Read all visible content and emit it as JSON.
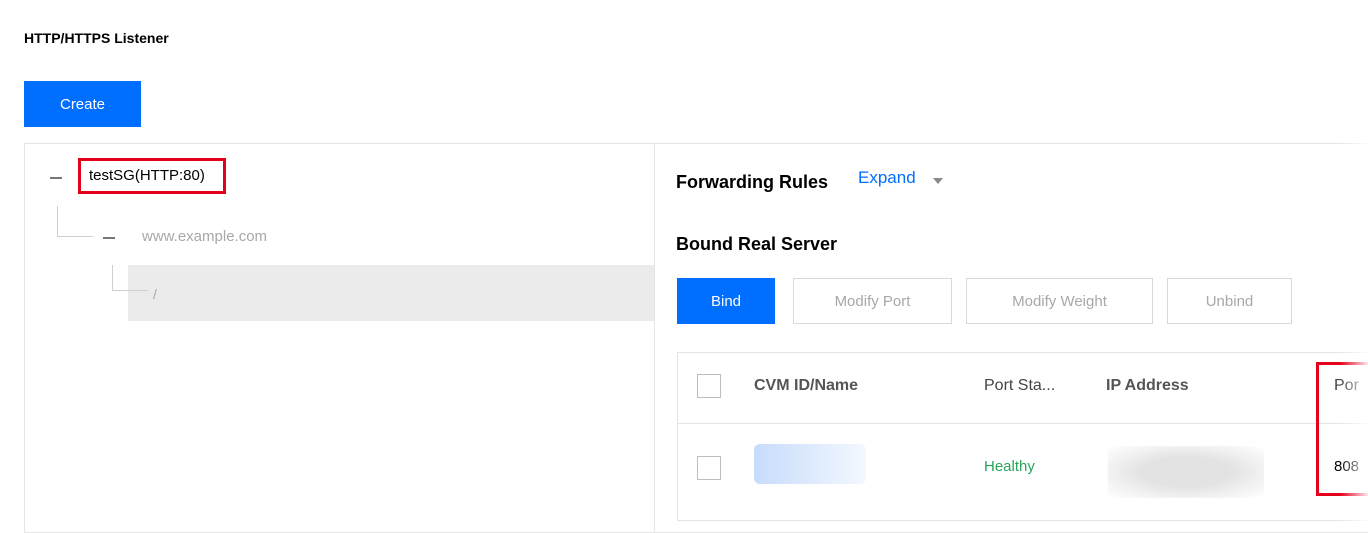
{
  "listener_section": {
    "title": "HTTP/HTTPS Listener",
    "create_label": "Create"
  },
  "tree": {
    "root_label": "testSG(HTTP:80)",
    "domain_label": "www.example.com",
    "path_label": "/"
  },
  "forwarding": {
    "title": "Forwarding Rules",
    "expand_label": "Expand"
  },
  "bound_server": {
    "title": "Bound Real Server",
    "buttons": {
      "bind": "Bind",
      "modify_port": "Modify Port",
      "modify_weight": "Modify Weight",
      "unbind": "Unbind"
    },
    "table": {
      "headers": {
        "cvm": "CVM ID/Name",
        "port_status": "Port Sta...",
        "ip": "IP Address",
        "port": "Por"
      },
      "rows": [
        {
          "port_status": "Healthy",
          "port": "808"
        }
      ]
    }
  },
  "colors": {
    "primary": "#006eff",
    "highlight_border": "#e5001c",
    "healthy": "#29a35a"
  }
}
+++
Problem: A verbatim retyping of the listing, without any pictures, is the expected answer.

Task response:
Read all visible content and emit it as JSON.
{
  "listener_section": {
    "title": "HTTP/HTTPS Listener",
    "create_label": "Create"
  },
  "tree": {
    "root_label": "testSG(HTTP:80)",
    "domain_label": "www.example.com",
    "path_label": "/"
  },
  "forwarding": {
    "title": "Forwarding Rules",
    "expand_label": "Expand"
  },
  "bound_server": {
    "title": "Bound Real Server",
    "buttons": {
      "bind": "Bind",
      "modify_port": "Modify Port",
      "modify_weight": "Modify Weight",
      "unbind": "Unbind"
    },
    "table": {
      "headers": {
        "cvm": "CVM ID/Name",
        "port_status": "Port Sta...",
        "ip": "IP Address",
        "port": "Por"
      },
      "rows": [
        {
          "port_status": "Healthy",
          "port": "808"
        }
      ]
    }
  },
  "colors": {
    "primary": "#006eff",
    "highlight_border": "#e5001c",
    "healthy": "#29a35a"
  }
}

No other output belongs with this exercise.